on May 29, 2015 11:45 AM

E3 is coming fast, and today Microsoft’s Xbox division head Phil Spencer did a bit of teasing (actually, a lot of teasing, in one of his usual Twitter sprees) about what we’re going to see from the house of Xbox One at one of the biggest game shows of the year.

Spencer also mentioned that Microsoft’s own first party studios will play a “big role” in the show:

As usual, Spencer shown some refreshing sportsmanship, and he mentioned that he’s also excited to see what others will show, even if his focus is on making his own customers happy.

If you’re worried that Microsoft might be planning to fire all its shots at E3, neglecting Gamescom, worry no more. Spencer promised that Microsoft will have as much new content there as they will at E3.

Incidentally, we also hear that Crystal Dynamics is doing “Amazing Progress” on Rise of the Tomb Raider, while 343 Industries is doing a “great job” in polishing Halo 5: Guardians.

Spencer explained what we can expect from the Xbox Daily show, also teasing that Xbox Fanfest is going to be “great.”

He then teased that E3 is going to be a “fun” time for Xbox One preview members:

Interestingly, we also get a bit of info on possible new features, like background music and the ability to broadcast party chat:

The air is starting to be electric around this year’s E3. It’ll be interesting to see what all sides of the competition will bring, but as the sales underdog Microsoft will probably bring all the big guns to bear. We can pretty much be sure that shots will be fired.

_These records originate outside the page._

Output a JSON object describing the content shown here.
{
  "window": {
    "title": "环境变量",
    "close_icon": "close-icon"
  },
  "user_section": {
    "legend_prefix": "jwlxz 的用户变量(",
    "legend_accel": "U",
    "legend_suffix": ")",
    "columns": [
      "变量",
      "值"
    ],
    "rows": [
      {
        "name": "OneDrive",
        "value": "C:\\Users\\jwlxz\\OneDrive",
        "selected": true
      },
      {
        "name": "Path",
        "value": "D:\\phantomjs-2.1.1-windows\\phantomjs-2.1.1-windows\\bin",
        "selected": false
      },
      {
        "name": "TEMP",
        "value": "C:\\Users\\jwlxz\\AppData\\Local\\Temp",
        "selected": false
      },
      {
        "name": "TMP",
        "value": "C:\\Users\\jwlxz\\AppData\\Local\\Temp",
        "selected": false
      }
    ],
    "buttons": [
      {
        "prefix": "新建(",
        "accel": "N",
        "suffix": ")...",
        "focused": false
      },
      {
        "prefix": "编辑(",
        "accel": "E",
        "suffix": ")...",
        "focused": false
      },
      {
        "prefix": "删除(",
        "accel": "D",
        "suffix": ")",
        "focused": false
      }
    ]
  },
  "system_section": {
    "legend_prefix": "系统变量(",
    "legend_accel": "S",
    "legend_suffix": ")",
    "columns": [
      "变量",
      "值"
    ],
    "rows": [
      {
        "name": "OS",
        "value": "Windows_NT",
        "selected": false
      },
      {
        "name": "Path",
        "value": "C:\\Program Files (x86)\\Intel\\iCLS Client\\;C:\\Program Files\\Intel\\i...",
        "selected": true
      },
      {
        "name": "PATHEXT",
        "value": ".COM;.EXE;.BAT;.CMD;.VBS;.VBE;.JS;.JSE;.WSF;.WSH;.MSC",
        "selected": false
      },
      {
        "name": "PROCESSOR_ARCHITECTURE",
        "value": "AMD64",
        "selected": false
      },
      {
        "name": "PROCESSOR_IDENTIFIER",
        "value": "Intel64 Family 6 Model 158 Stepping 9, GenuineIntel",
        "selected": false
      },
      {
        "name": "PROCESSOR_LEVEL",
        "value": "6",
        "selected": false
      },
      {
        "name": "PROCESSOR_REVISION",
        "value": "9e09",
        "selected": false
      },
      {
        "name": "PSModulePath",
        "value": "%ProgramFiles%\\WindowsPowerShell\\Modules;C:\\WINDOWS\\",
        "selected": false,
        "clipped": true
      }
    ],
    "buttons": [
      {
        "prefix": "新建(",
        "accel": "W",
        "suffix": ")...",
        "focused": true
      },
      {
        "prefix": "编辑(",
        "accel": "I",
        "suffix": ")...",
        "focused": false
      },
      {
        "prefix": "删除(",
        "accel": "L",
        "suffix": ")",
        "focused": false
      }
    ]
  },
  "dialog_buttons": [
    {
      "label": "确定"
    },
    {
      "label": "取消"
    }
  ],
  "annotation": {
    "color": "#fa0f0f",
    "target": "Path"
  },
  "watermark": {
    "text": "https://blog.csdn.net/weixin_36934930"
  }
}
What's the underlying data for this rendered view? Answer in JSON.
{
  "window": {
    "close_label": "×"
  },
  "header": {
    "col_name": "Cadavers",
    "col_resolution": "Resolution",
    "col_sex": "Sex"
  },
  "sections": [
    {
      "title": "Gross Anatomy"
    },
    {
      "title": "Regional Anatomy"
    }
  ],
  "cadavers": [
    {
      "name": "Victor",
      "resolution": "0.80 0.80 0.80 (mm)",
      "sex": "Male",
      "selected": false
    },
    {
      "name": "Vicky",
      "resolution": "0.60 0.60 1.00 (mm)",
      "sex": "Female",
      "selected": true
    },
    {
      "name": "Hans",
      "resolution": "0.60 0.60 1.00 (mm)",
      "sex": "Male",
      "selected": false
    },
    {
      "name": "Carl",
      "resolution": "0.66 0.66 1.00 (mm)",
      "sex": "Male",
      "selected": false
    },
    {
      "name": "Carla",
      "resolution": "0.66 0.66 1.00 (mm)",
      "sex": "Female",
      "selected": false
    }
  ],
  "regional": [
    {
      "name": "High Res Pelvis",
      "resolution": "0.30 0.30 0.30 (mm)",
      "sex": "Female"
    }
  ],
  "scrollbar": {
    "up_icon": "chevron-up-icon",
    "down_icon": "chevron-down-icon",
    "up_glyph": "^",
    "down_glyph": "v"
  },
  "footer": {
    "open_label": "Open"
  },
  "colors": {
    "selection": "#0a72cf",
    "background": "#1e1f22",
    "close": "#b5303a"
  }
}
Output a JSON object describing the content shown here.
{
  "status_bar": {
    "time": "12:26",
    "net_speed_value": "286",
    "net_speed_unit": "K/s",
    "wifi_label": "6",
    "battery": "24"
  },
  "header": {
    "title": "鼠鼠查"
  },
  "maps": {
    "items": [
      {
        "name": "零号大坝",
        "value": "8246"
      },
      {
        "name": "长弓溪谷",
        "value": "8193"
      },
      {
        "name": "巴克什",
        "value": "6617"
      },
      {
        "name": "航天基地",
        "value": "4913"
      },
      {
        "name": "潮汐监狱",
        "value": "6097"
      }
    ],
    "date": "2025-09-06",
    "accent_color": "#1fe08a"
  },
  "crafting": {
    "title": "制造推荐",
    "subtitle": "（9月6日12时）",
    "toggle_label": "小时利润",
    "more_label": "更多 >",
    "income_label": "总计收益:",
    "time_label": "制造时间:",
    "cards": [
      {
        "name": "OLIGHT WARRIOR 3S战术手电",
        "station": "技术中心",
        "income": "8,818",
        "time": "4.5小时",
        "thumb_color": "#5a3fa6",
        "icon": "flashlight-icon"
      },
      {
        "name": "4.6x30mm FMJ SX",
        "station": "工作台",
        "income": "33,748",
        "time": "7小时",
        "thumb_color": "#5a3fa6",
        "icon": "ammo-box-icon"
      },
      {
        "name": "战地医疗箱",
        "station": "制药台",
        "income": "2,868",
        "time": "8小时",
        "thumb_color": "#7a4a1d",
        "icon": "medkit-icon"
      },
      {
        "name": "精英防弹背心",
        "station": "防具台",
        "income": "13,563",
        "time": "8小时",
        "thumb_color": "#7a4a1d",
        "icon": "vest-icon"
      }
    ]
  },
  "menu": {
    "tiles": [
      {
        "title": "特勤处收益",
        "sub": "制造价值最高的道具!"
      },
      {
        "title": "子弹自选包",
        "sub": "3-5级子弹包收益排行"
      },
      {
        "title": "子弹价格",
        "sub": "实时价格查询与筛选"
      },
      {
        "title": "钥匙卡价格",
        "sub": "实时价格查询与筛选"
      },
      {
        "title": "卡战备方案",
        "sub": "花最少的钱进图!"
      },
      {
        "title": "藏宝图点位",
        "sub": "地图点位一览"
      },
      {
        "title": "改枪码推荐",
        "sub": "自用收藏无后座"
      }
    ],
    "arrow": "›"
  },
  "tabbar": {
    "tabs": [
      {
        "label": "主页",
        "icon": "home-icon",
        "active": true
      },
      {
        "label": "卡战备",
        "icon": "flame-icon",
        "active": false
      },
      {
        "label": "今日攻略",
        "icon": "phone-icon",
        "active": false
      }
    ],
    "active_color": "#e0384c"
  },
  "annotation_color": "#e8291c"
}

 /  Executive News Editor
Hailing from sunny (not as much as people think) Italy and long standing gamer since the age of Mattel Intellivision and Sinclair ZX Spectrum. Definitely a multi-platform gamer, he still holds the old dear PC nearest to his heart, while not disregarding any console on the market. RPGs (of any nationality) and MMORPGs are his daily bread, but he enjoys almost every other genre, prominently racing simulators, action and sandbox games. He is also one of the few surviving fans of the flight simulator genre on Earth.